(STORED DATA Opens)

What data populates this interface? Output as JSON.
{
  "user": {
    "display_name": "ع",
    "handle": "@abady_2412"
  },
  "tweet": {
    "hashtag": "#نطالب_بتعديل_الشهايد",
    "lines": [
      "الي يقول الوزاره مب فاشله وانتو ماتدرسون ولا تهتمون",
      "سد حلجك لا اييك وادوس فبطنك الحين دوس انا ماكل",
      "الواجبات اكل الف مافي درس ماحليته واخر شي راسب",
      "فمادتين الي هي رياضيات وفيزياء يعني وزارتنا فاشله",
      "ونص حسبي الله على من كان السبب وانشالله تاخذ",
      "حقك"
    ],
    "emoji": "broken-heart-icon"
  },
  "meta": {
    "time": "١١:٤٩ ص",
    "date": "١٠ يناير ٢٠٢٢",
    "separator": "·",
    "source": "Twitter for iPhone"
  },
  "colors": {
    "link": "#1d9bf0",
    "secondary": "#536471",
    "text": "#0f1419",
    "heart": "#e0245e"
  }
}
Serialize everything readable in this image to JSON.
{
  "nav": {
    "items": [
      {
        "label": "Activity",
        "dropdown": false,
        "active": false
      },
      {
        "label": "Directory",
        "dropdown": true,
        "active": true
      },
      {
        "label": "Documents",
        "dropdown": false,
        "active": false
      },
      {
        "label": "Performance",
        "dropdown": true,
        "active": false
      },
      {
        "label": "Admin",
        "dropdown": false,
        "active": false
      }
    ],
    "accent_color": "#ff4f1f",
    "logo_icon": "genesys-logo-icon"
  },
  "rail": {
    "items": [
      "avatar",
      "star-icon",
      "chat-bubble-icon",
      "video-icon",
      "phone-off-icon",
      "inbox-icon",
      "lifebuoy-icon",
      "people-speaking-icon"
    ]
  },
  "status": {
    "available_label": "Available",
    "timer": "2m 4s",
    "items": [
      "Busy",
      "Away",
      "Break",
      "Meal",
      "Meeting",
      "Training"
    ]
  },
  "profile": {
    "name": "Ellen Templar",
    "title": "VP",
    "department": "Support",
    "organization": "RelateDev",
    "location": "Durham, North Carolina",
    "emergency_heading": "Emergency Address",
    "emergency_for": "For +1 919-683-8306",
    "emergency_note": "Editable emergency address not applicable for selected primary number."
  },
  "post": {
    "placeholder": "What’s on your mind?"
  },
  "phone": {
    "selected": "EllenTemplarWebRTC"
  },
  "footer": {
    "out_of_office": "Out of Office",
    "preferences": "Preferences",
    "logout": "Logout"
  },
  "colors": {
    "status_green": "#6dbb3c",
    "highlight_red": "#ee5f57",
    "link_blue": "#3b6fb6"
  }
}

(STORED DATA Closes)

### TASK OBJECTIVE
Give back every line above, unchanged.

### ANSWER TO THIS PROBLEM
What data populates this interface? Output as JSON.
{
  "user": {
    "display_name": "ع",
    "handle": "@abady_2412"
  },
  "tweet": {
    "hashtag": "#نطالب_بتعديل_الشهايد",
    "lines": [
      "الي يقول الوزاره مب فاشله وانتو ماتدرسون ولا تهتمون",
      "سد حلجك لا اييك وادوس فبطنك الحين دوس انا ماكل",
      "الواجبات اكل الف مافي درس ماحليته واخر شي راسب",
      "فمادتين الي هي رياضيات وفيزياء يعني وزارتنا فاشله",
      "ونص حسبي الله على من كان السبب وانشالله تاخذ",
      "حقك"
    ],
    "emoji": "broken-heart-icon"
  },
  "meta": {
    "time": "١١:٤٩ ص",
    "date": "١٠ يناير ٢٠٢٢",
    "separator": "·",
    "source": "Twitter for iPhone"
  },
  "colors": {
    "link": "#1d9bf0",
    "secondary": "#536471",
    "text": "#0f1419",
    "heart": "#e0245e"
  }
}
Serialize everything readable in this image to JSON.
{
  "nav": {
    "items": [
      {
        "label": "Activity",
        "dropdown": false,
        "active": false
      },
      {
        "label": "Directory",
        "dropdown": true,
        "active": true
      },
      {
        "label": "Documents",
        "dropdown": false,
        "active": false
      },
      {
        "label": "Performance",
        "dropdown": true,
        "active": false
      },
      {
        "label": "Admin",
        "dropdown": false,
        "active": false
      }
    ],
    "accent_color": "#ff4f1f",
    "logo_icon": "genesys-logo-icon"
  },
  "rail": {
    "items": [
      "avatar",
      "star-icon",
      "chat-bubble-icon",
      "video-icon",
      "phone-off-icon",
      "inbox-icon",
      "lifebuoy-icon",
      "people-speaking-icon"
    ]
  },
  "status": {
    "available_label": "Available",
    "timer": "2m 4s",
    "items": [
      "Busy",
      "Away",
      "Break",
      "Meal",
      "Meeting",
      "Training"
    ]
  },
  "profile": {
    "name": "Ellen Templar",
    "title": "VP",
    "department": "Support",
    "organization": "RelateDev",
    "location": "Durham, North Carolina",
    "emergency_heading": "Emergency Address",
    "emergency_for": "For +1 919-683-8306",
    "emergency_note": "Editable emergency address not applicable for selected primary number."
  },
  "post": {
    "placeholder": "What’s on your mind?"
  },
  "phone": {
    "selected": "EllenTemplarWebRTC"
  },
  "footer": {
    "out_of_office": "Out of Office",
    "preferences": "Preferences",
    "logout": "Logout"
  },
  "colors": {
    "status_green": "#6dbb3c",
    "highlight_red": "#ee5f57",
    "link_blue": "#3b6fb6"
  }
}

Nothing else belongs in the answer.